Stored data entries
====
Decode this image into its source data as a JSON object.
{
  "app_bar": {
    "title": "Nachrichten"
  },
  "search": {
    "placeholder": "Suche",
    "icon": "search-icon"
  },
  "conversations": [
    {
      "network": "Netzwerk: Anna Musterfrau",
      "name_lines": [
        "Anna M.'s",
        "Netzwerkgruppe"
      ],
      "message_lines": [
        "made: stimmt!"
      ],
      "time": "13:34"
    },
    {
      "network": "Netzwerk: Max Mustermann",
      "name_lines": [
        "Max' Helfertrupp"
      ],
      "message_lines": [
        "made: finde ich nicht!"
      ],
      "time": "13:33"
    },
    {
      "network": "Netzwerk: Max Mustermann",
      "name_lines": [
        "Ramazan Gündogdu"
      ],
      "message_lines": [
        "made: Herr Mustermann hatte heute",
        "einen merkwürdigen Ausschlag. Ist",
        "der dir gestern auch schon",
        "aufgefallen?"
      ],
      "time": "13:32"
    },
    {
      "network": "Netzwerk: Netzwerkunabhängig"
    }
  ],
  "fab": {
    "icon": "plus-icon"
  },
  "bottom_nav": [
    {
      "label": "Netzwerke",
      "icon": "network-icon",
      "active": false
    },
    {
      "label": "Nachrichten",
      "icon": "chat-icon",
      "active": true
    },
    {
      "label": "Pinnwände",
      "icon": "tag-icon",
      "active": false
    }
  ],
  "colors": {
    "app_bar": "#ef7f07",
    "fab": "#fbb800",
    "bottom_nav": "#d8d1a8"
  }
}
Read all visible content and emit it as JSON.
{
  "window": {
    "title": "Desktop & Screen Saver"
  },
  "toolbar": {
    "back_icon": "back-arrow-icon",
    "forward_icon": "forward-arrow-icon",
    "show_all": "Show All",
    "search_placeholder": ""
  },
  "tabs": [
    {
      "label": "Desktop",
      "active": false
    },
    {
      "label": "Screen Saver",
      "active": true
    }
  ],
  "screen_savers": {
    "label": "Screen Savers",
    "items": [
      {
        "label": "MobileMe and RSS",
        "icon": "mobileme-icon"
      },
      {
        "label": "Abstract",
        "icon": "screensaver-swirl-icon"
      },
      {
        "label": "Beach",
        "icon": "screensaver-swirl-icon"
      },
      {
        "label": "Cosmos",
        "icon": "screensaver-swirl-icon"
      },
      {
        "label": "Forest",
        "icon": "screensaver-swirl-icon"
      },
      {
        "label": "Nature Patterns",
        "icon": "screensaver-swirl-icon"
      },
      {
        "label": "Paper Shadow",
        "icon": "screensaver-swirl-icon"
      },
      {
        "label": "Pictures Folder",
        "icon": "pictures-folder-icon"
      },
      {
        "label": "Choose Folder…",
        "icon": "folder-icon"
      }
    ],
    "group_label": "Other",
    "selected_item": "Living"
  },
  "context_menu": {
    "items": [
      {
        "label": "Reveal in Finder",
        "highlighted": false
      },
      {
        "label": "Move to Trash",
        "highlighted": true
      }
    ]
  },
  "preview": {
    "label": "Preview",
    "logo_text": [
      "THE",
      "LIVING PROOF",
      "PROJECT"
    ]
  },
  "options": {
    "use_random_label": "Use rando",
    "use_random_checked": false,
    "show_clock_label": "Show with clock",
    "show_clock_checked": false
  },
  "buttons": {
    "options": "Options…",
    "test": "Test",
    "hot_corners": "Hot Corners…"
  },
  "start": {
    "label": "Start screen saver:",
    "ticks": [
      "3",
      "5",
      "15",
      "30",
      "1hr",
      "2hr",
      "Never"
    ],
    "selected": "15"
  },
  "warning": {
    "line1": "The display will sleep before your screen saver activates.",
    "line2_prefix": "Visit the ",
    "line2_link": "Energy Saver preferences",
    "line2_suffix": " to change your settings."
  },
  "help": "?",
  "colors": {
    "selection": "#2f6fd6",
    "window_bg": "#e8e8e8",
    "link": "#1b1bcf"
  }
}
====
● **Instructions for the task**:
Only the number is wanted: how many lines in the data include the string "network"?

● **Final answer**:
5